§ Problem details
Wherever "Charger" appears in a line of the listing, that line should be returned.

Top of Provided records

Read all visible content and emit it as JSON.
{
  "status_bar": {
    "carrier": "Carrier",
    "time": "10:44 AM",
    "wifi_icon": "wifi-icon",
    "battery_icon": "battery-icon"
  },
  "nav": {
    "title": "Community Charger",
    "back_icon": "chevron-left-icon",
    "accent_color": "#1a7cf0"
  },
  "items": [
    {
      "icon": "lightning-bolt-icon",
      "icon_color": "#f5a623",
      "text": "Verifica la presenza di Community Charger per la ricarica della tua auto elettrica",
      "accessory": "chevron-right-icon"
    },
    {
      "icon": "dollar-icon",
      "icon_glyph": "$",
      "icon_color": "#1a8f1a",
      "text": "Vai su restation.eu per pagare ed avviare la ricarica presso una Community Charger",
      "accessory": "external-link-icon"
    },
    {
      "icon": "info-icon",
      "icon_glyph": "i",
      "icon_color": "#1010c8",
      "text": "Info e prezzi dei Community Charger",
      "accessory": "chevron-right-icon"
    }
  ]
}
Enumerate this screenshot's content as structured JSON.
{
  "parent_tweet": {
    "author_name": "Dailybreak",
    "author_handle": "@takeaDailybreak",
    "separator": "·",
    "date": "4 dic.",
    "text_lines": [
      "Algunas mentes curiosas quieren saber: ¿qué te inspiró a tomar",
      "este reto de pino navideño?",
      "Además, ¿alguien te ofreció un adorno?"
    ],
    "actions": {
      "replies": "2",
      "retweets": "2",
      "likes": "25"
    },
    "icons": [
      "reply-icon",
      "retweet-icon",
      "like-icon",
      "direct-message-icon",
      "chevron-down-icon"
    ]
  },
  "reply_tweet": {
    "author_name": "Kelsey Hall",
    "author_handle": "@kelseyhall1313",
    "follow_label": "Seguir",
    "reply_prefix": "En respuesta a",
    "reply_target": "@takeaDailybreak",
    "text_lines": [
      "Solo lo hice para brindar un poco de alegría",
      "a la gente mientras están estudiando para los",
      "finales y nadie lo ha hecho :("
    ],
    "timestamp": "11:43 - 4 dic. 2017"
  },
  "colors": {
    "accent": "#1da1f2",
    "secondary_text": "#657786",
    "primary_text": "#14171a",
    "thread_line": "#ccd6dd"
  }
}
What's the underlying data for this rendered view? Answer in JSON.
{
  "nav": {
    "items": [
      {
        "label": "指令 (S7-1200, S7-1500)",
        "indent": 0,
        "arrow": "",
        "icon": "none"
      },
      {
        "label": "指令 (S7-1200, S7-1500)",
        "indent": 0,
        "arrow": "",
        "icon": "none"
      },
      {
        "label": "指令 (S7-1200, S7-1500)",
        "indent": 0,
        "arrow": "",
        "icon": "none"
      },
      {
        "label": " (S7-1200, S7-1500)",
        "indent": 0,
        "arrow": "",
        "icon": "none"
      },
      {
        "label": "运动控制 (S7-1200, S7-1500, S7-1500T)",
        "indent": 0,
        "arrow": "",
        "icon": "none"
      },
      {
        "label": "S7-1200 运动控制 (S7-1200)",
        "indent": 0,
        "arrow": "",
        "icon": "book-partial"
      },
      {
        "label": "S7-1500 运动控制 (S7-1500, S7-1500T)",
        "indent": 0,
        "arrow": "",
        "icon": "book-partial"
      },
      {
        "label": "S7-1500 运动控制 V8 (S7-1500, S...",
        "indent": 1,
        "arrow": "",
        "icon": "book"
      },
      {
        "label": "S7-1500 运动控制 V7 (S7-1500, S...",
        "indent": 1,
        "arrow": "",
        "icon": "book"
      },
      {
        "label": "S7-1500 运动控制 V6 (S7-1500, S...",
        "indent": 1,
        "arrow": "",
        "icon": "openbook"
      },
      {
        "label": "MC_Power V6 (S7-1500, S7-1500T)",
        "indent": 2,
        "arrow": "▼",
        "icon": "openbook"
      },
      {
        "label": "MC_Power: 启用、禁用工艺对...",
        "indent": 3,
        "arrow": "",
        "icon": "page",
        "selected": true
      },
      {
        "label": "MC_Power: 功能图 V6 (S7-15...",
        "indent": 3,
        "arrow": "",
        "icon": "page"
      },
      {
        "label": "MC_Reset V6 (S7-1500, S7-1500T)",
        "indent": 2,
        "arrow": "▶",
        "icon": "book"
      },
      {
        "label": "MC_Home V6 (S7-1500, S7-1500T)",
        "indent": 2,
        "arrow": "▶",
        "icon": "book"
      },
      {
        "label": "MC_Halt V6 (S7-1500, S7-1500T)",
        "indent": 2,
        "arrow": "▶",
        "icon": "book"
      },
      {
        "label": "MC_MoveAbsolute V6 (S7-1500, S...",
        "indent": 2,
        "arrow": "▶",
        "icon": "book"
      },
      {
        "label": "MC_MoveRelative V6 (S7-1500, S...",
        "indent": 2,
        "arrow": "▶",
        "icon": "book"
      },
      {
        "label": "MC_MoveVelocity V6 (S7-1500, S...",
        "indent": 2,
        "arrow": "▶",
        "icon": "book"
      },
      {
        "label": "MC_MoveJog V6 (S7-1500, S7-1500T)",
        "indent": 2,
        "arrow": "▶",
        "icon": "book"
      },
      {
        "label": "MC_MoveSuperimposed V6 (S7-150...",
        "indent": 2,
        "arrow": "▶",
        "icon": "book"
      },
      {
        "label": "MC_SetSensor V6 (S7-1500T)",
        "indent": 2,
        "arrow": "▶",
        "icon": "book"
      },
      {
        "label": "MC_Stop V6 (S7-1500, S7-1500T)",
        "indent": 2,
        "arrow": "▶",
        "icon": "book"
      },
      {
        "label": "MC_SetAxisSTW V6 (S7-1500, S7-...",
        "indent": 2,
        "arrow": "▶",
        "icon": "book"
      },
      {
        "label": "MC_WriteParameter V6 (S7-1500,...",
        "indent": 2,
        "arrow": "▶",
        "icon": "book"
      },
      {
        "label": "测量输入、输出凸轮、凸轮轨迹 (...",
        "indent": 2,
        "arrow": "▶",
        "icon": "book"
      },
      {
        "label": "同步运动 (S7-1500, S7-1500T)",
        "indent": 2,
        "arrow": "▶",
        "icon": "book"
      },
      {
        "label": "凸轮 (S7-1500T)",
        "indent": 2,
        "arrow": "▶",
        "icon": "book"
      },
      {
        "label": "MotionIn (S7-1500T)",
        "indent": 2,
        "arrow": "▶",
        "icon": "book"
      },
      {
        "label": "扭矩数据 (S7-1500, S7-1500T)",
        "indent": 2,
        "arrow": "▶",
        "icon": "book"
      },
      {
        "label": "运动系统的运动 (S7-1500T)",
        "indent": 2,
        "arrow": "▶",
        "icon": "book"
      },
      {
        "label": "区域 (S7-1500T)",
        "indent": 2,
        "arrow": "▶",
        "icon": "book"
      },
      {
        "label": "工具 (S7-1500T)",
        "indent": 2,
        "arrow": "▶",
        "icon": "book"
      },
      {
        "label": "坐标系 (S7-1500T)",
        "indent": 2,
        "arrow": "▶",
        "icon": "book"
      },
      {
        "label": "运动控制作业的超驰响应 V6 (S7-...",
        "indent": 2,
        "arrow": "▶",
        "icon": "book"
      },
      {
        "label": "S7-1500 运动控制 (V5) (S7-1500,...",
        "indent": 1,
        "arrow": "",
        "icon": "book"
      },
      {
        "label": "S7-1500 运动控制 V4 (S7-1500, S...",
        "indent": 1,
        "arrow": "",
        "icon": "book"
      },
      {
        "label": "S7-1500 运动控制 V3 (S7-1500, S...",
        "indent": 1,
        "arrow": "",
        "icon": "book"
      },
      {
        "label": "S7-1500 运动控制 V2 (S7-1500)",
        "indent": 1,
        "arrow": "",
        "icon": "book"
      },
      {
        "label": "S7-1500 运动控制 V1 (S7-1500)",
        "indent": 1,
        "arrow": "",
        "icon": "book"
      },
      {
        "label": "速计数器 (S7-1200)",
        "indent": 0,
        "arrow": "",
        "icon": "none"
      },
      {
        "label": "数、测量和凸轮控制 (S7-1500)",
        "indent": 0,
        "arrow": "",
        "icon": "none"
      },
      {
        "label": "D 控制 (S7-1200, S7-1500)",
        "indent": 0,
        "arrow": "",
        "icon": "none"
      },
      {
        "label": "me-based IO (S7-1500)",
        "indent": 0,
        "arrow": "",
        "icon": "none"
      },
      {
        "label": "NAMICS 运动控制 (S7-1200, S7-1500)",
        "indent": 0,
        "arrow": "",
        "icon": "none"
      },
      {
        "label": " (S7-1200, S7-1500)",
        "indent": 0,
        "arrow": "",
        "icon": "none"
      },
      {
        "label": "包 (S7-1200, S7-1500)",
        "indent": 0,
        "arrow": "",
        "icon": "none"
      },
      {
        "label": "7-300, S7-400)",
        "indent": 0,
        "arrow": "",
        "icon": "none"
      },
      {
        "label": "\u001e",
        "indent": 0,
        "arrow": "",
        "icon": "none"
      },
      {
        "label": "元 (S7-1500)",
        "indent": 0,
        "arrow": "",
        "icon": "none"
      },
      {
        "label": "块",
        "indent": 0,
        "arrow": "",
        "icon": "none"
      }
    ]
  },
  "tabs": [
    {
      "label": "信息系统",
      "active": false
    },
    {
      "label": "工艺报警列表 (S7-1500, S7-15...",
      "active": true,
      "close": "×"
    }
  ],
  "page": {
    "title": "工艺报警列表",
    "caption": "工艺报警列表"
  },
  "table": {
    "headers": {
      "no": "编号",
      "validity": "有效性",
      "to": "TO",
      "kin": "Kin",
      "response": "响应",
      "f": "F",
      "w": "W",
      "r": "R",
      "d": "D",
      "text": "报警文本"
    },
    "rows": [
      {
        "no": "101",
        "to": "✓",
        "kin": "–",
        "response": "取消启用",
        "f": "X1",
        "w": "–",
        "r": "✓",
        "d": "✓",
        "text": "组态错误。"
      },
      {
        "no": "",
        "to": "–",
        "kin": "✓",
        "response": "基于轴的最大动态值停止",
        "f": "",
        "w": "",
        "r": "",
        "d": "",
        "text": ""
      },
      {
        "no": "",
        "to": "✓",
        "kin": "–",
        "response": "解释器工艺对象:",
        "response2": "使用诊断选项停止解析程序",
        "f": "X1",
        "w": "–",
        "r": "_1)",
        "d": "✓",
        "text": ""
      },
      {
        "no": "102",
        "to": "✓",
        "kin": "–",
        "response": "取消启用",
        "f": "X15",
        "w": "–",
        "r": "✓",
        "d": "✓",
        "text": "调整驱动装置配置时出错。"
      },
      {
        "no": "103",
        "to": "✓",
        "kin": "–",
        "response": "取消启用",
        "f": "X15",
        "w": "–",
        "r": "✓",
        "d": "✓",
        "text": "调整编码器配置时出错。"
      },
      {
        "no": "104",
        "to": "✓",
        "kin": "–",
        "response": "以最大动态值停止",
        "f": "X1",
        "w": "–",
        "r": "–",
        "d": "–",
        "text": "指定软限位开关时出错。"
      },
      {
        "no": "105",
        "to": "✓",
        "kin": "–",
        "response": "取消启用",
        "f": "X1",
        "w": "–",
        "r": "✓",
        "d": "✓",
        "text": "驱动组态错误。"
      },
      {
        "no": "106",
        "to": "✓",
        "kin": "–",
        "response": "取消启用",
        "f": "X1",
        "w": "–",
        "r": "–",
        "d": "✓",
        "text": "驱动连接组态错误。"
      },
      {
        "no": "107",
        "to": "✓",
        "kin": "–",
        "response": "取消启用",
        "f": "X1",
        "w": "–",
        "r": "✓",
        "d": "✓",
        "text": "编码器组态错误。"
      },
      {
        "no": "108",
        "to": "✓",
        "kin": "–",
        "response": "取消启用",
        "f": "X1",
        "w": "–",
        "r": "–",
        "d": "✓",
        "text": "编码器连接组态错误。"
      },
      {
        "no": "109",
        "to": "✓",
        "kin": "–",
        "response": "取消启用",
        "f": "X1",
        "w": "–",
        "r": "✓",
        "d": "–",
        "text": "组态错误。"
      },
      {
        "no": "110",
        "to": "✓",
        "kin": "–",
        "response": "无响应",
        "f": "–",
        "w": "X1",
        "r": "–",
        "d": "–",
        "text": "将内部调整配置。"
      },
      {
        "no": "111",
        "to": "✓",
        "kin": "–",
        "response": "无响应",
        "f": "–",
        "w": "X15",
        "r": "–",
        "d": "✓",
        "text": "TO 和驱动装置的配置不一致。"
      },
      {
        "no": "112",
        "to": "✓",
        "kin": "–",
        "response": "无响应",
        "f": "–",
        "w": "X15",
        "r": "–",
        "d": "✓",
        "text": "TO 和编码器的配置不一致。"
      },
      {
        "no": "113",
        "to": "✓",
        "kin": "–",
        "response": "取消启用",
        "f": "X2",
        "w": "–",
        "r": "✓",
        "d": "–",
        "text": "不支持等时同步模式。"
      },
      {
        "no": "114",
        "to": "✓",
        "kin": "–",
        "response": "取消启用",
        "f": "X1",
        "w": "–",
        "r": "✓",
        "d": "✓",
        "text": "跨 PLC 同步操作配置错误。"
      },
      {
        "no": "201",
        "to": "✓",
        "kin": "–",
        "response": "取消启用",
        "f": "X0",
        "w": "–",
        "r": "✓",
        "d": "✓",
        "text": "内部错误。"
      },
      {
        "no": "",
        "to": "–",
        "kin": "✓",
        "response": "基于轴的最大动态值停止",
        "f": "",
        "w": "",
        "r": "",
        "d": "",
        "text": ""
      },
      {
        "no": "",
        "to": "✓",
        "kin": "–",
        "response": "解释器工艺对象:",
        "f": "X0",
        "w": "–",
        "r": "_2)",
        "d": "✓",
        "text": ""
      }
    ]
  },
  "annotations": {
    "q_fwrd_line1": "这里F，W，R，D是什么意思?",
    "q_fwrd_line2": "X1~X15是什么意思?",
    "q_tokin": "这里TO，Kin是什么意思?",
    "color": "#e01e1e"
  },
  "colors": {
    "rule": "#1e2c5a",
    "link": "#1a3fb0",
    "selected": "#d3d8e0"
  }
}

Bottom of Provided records

§ Answer to this problem
    "title": "Community Charger",
      "text": "Verifica la presenza di Community Charger per la ricarica della tua auto elettrica",
      "text": "Vai su restation.eu per pagare ed avviare la ricarica presso una Community Charger",
      "text": "Info e prezzi dei Community Charger",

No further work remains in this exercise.